Desalination, the process of removing salt and other minerals from seawater to make it suitable for drinking and irrigation, is becoming an increasingly popular solution to the problem of water scarcity. As the world’s population continues to grow and climate change leads to more severe droughts, access to clean and reliable water sources is becoming a major concern. Desalination offers the promise of a steady supply of fresh water, but concerns have been raised about the potential health risks associated with the process. In this article, we will explore the health implications of desalination, and discuss the steps that can be taken to minimize the risks.
The most significant concern about desalination is the presence of contaminants in seawater. Seawater contains a wide variety of dissolved minerals and other substances, including heavy metals, bacteria, and viruses. These contaminants can be harmful to human health if ingested, and can also have negative effects on the environment. To make seawater safe to drink, desalination plants must remove these contaminants through a variety of processes.
One of the most common methods of desalination is reverse osmosis (RO), which uses a semi-permeable membrane to filter out dissolved minerals and other contaminants. RO is considered to be one of the most effective methods of desalination, but it can also be costly and energy-intensive. Other methods of desalination include thermal distillation and electrodialysis, which are less commonly used but can be more cost-effective in certain situations.
Regardless of the method used, desalination plants must also take steps to prevent the reintroduction of contaminants into the treated water. This can include the use of UV light to kill bacteria and viruses, as well as the addition of chlorine or other chemical disinfectants to prevent the growth of harmful microorganisms.
Despite these efforts, there is still the potential for desalinated water to contain trace amounts of contaminants. Studies have found that desalinated water can contain higher levels of certain minerals, such as boron and strontium, which can have negative effects on human health if consumed in large amounts. Additionally, some of the chemicals used in the desalination process, such as chlorine and bromine, can have negative health effects if not properly removed.
One of the ways to minimize these risks is by monitoring the water quality of desalinated water. This includes regular testing for the presence of contaminants and adjusting the desalination process as needed to ensure that the water meets safety standards. Additionally, many desalination plants use advanced treatment processes, such as advanced oxidation or biotreatment, to remove any remaining trace contaminants and ensure that the water is safe to drink.
Another concern is the environmental impact of desalination. The process of desalination requires a significant amount of energy, which can have negative effects on the environment if the energy is generated from fossil fuels. Additionally, desalination can have negative effects on marine life, as the process can harm or kill fish and other organisms that are sucked into the intake pipe.
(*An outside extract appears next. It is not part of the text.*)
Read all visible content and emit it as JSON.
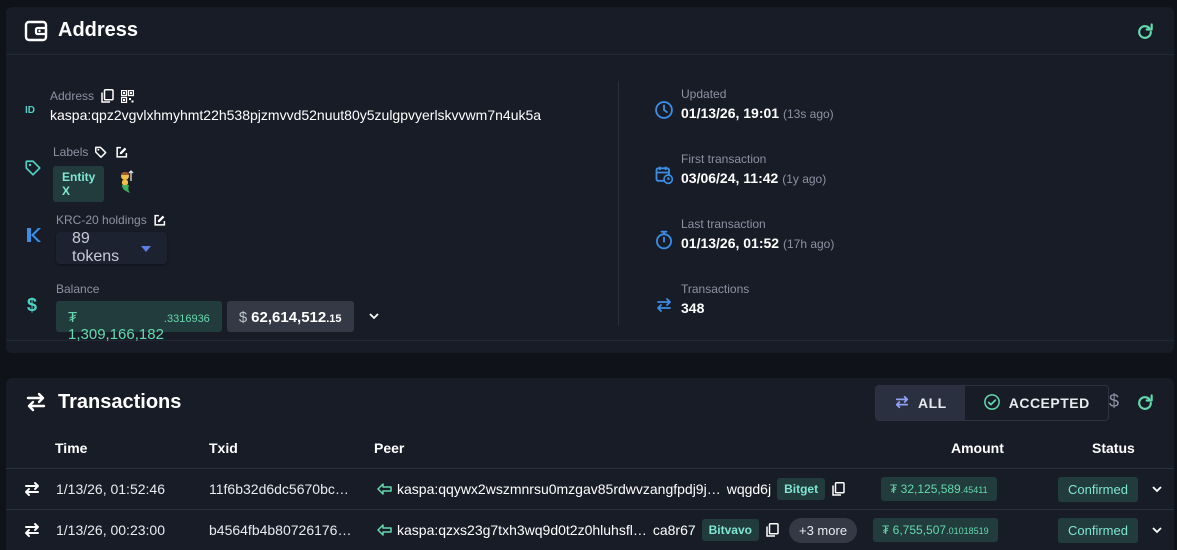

To minimize these risks, many desalination plants are moving towards more sustainable energy sources, such as solar or wind power. Additionally, many plants are taking steps to minimize the environmental impact of their operations, such as using fish screens to prevent marine organisms from being sucked into the intake pipes.
In conclusion, desalination is a promising solution to the problem of water scarcity, but it does come with some potential health and environmental risks. These risks can be minimized through careful monitoring and treatment of the water, as well as by using sustainable energy sources and taking steps to minimize the environmental impact of the process. While desalination is not a perfect solution, it does offer the possibility
of providing a reliable and clean water source for communities facing water scarcity. As the need for fresh water continues to grow, it is important to continue to invest in desalination technology and research to ensure that the process is as safe and efficient as possible.
It’s also worth noting that desalination should not be seen as a silver bullet to solve water scarcity issues, but rather as one of the solutions to be considered among others such as water conservation, recycling and reuse of greywater, rainwater harvesting, and more efficient agricultural practices. In addition, it is crucial to address the underlying causes of water scarcity such as over-extraction, pollution, and climate change.
In conclusion, desalination offers the promise of providing a steady supply of fresh water, but it also comes with potential health and environmental risks. However, with proper monitoring and treatment, the use of sustainable energy sources, and steps to minimize the environmental impact, desalination can be a viable solution to the problem of water scarcity. It’s important to consider desalination as one of the solutions among others, and to address the underlying causes of water scarcity.